The cost for the sewer capacity has increased from $750,000 per section of 100,000 gallons per day to $900,000 per section, according to the council report. The first section would be purchased within the first year, and the second within 15 years, with inflation applied to the cost. The port also could purchase a third section, which the city could cancel if it hasn't been bought within 50 years.
In addition to sewer charges, the city would receive a payment in lieu of taxes that would start at $24,000 per year, Crutchfield said. That would increase annually depending on inflation.
The inflation increase, which would start after the fifth year of the agreement, is new.
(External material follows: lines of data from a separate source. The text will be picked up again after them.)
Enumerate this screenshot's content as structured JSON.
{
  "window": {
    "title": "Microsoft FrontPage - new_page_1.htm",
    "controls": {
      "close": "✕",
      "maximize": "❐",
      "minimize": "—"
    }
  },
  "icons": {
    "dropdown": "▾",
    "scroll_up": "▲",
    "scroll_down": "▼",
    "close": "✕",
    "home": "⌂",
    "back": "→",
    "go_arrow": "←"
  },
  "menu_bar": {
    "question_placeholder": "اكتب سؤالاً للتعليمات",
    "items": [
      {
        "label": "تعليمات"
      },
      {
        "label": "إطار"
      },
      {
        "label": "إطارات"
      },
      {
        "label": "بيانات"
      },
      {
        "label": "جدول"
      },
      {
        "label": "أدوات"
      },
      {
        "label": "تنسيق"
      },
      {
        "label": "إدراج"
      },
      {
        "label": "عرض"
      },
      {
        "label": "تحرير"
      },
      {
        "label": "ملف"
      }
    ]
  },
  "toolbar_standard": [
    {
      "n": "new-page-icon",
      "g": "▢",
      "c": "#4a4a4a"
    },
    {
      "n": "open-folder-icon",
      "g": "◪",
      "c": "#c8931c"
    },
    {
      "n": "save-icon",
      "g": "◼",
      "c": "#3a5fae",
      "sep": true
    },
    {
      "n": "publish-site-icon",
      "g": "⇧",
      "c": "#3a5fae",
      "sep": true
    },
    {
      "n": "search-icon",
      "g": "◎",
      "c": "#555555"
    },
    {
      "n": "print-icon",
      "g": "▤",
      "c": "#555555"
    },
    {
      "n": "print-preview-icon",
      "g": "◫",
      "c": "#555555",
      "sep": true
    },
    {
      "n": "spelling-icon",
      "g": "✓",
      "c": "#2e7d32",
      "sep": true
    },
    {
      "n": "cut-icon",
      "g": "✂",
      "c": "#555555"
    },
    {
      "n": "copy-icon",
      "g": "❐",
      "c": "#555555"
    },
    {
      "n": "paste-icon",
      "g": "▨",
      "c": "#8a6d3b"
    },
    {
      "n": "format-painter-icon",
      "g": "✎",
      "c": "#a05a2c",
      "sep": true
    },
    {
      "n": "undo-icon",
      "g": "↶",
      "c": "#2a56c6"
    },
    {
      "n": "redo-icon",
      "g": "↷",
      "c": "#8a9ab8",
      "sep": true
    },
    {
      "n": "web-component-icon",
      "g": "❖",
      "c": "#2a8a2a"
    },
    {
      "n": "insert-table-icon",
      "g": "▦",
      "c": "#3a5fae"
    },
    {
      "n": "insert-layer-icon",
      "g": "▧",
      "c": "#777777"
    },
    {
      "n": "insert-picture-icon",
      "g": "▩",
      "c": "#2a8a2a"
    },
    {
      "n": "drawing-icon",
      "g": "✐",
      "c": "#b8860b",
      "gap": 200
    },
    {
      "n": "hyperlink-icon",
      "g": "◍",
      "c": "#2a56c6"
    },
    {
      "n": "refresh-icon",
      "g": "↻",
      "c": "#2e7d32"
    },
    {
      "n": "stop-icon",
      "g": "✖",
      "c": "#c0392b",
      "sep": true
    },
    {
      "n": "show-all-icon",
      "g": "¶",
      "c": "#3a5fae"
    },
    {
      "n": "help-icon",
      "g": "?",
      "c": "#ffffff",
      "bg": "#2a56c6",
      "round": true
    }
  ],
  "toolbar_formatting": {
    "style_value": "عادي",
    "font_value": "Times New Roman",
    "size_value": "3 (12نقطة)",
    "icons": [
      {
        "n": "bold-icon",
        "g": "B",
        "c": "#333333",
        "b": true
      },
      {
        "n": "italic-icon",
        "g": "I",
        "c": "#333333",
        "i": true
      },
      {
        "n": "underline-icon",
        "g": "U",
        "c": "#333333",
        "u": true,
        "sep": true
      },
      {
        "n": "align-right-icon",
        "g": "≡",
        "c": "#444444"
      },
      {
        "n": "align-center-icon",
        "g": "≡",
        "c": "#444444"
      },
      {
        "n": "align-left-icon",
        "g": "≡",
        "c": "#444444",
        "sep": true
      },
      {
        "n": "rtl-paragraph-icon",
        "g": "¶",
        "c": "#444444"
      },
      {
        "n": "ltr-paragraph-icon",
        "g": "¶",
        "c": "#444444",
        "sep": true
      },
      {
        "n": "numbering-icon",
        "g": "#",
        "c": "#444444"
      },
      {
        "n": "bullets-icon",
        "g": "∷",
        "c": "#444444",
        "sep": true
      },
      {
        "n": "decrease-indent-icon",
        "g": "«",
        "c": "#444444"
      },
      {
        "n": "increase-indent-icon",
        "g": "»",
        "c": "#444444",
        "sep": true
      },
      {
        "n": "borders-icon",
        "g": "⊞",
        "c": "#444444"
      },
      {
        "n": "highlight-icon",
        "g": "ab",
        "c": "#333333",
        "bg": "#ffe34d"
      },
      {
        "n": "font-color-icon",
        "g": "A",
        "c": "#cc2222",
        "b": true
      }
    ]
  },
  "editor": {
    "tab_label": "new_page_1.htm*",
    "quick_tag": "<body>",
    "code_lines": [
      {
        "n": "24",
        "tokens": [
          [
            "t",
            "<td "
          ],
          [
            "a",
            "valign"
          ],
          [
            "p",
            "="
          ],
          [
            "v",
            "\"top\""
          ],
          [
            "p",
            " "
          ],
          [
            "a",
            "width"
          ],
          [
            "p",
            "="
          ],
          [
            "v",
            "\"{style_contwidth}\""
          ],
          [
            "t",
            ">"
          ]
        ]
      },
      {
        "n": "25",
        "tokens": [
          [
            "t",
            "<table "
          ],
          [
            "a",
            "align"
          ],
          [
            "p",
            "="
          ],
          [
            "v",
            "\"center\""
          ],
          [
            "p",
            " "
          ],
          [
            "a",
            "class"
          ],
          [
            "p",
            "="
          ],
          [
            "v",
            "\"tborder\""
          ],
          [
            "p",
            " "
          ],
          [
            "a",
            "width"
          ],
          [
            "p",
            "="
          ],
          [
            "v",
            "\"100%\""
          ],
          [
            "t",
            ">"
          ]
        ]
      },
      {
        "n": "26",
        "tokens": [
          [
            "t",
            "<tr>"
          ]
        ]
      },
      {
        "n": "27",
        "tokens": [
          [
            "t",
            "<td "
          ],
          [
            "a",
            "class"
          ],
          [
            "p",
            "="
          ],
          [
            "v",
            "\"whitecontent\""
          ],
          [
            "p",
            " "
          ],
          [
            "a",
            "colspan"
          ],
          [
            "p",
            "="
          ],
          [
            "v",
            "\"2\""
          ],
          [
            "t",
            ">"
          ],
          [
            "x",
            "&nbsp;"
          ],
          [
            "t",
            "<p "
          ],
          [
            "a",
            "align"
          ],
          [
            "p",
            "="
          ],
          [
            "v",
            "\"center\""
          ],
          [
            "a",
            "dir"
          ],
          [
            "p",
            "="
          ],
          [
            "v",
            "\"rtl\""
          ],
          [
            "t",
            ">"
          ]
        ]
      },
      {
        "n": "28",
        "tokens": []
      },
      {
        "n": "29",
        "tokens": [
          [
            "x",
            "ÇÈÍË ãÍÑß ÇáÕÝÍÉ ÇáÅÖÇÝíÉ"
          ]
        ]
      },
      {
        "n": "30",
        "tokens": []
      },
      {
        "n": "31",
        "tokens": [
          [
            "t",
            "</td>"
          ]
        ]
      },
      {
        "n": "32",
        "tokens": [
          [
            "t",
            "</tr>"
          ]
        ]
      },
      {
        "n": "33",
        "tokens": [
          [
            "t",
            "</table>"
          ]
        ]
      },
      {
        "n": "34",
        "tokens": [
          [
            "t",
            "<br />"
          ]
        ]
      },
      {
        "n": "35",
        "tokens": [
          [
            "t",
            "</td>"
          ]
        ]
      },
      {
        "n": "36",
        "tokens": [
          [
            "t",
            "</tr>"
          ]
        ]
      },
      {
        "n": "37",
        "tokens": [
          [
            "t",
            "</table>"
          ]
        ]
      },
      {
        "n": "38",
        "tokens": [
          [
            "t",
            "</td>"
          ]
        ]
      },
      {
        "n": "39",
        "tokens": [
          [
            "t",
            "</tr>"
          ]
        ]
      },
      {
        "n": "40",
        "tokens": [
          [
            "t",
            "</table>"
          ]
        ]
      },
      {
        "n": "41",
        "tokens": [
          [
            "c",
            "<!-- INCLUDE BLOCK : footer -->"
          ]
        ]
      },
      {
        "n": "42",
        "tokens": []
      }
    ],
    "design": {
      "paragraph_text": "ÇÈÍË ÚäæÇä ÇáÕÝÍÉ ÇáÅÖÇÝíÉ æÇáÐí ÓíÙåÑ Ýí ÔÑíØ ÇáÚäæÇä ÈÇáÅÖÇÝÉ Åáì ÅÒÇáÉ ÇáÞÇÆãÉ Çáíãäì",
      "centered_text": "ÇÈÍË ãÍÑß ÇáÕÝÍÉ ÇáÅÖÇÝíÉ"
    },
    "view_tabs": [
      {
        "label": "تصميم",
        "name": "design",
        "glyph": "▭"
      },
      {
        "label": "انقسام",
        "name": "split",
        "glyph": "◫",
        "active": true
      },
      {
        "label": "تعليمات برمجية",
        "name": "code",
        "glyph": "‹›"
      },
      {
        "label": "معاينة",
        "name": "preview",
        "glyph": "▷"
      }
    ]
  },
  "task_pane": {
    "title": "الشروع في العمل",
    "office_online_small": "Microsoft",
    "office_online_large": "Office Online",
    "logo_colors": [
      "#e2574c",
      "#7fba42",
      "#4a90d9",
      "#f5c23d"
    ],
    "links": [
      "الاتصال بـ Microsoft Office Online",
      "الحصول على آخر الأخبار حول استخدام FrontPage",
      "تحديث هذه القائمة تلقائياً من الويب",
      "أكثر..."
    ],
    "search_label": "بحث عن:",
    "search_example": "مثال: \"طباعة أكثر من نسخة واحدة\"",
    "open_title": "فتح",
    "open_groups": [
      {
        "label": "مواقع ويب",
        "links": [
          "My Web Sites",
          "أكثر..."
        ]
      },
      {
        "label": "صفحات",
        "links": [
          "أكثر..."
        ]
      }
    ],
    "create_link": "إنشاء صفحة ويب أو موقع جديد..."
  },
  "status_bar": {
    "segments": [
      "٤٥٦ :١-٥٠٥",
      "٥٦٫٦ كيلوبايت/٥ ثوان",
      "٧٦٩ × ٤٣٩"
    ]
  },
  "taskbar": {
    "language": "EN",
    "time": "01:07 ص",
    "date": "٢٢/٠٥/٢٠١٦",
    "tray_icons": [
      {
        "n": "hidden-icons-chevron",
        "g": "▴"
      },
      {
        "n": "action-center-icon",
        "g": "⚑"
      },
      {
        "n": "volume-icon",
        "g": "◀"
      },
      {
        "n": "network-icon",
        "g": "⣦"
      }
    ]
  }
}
Crutchfield said it should protect the city.
Another change would allow the port to terminate the 75-year agreement with five years' notice, Crutchfield said.
The council will consider approving the main concepts of the proposal and moving forward on an interlocal agreement next week.
If the council approves moving forward with the agreement, city staff will write an interlocal agreement that would come back to the council in a couple of months, Crutchfield said.
-- Kristi Pihl: 582-1512; firstname.lastname@example.org